Mael Hamon-Crespin has played limited minutes in the early season, but it felt like he broke out against Utah. His offense had moments, hitting a three and fouling out Branden Carlson, but his defense is what impressed the most, posting two steals and a block. He still has some limitations as a vertical athlete, but his hustle was outstanding and he displayed real feel in rotations. This team has been desperate for someone to emerge as the back-up big, and while Diongue has had some impressive moments as well, Crespin looks like he could competently fill that role.
What to Watch For:
Manufacturing buckets has been a major issue for this team so far this season and it will continue to be a major issue for, likely, the whole season. The spacing was compromised in the last two games with Jabe Mullins out, and WSU has sorely missed Andrej Jakimovski’s shooting and playmaking in the early season. The injury luck has been frustrating and near impossible to overcome, but the offense is also missing an engine. WSU’s staff prefers to run a high-volume of pick-and-roll, but no one on this team has proven capable of running a lot of pick-and-roll efficiently. The compromised spacing, along with the lack of elite playmakers, leaves the offense in a major bind and they have struggled to overcome it. Their best offense comes from Mouhamed Gueye post-ups, which would work better as a facet and not the feature.

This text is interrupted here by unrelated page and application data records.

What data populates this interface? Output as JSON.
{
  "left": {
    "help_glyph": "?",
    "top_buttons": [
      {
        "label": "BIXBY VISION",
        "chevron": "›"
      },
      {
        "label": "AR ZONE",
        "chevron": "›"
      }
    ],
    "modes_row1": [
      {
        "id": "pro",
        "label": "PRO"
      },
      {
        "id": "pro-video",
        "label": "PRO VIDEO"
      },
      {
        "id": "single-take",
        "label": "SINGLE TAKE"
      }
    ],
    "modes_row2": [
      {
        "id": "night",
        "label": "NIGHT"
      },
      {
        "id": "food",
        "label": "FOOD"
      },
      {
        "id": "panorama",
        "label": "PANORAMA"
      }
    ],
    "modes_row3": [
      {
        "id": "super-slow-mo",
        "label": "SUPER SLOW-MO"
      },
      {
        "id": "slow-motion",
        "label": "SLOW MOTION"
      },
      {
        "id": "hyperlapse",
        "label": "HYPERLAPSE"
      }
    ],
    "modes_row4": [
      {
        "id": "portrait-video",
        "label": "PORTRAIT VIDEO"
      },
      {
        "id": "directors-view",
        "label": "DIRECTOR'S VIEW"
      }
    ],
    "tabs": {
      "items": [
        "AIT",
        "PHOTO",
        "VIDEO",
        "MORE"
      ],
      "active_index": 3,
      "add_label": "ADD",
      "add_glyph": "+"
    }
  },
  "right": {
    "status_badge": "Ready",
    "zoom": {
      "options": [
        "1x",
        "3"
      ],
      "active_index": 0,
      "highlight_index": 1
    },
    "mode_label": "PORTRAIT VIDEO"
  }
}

Playing with pace might be a way to alleviate some of WSU’s offensive issues. The Cougs are currently 301st in average possession length on offense, but many of their best moments come when pushing in transition. Upping the pace does not mean throwing crazy hit ahead passes or running into tough shots on every defensive board, but it would mean trying to catch defenses off-guard more often with early drag screens or quick hitters in the post. Just taking advantages of defenses that aren’t already loaded could be a boost to this struggling offense.
Question of the Game:
Will the Cougs hold NKU below 55 points?